Dessert time, and my slab of Valrhona dark chocolate fondant (£7) is the ideal indulgent finish, sat next to a healthy dollop of salted caramel ice cream and a tuile for crunch, while the lemon tart with raspberries (£7) is minute in size but razor sharp enough to be a satisfying, palate-cleansing hit.

Sure, Dalloway Terrace might be on the expensive side, and at times feels a little old-fashioned – there’s a cigar menu – but the polite and attentive staff do everything to make our visit as comfortable as possible. Meaning that it’s pretty hard to leave (read: roll off) the cushioned French bistro furniture after draining our espresso cups.   

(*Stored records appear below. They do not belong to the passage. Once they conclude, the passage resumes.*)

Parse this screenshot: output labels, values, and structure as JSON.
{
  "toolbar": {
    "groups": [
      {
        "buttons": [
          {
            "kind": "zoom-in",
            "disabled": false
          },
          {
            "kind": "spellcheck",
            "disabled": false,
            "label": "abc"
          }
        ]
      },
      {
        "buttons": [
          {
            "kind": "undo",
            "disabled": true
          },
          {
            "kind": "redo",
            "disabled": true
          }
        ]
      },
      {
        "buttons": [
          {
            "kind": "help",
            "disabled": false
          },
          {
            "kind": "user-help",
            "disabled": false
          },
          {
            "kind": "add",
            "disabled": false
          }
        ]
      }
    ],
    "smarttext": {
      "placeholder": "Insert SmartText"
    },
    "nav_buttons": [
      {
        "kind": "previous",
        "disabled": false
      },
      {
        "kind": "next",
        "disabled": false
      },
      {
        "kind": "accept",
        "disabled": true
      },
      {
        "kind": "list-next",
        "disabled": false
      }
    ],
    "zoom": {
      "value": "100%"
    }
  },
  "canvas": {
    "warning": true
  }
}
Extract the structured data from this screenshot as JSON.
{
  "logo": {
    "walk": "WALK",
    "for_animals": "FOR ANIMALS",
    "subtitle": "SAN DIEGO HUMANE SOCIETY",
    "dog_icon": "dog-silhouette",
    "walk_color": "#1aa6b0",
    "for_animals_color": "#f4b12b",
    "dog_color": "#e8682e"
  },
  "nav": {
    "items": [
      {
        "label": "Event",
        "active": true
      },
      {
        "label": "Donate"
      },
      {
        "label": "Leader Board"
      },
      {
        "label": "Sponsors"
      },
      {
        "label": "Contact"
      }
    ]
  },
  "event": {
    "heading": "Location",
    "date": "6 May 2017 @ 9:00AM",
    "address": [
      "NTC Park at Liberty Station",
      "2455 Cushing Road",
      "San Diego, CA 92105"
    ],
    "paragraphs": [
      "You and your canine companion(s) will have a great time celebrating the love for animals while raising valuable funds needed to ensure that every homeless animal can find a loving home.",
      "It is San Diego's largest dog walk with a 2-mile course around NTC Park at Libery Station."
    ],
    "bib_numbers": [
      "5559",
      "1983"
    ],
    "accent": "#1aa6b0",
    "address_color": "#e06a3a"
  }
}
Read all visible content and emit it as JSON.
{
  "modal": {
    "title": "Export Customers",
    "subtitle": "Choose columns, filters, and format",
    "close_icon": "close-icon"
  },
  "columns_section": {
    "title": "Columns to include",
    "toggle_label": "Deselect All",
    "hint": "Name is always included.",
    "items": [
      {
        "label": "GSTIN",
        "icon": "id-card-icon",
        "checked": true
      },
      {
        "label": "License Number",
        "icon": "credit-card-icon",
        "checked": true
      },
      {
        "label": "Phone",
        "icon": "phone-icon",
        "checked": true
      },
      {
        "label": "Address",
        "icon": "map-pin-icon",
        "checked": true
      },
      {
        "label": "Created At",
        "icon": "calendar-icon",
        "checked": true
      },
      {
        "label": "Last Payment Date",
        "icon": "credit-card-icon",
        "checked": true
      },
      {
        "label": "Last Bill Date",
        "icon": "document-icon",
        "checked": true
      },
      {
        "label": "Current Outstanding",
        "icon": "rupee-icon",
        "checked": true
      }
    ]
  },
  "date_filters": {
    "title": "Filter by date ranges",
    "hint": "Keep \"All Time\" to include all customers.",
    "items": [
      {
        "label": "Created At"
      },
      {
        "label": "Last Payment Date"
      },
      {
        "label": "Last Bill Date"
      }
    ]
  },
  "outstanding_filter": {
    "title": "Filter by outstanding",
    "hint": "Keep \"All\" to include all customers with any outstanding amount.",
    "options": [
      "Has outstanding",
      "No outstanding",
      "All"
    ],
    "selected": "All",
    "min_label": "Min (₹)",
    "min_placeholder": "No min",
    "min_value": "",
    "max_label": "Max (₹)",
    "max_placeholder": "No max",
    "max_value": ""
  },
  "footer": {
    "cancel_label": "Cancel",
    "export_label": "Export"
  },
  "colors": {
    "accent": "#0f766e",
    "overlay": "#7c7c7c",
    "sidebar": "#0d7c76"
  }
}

As Virginia Woolf herself once said, “a good dinner is of importance to good talk”, and, of course, she wasn’t wrong. Come May or June when the retractable roof drops, this place will take some beating for sunny brunches and early evening cocktails. We imagine Mrs D would’ve been a regular here, when she wasn’t out buying her flowers.

Dalloway Terrace, 16-22 Great Russell Street, London WC1B 3NN.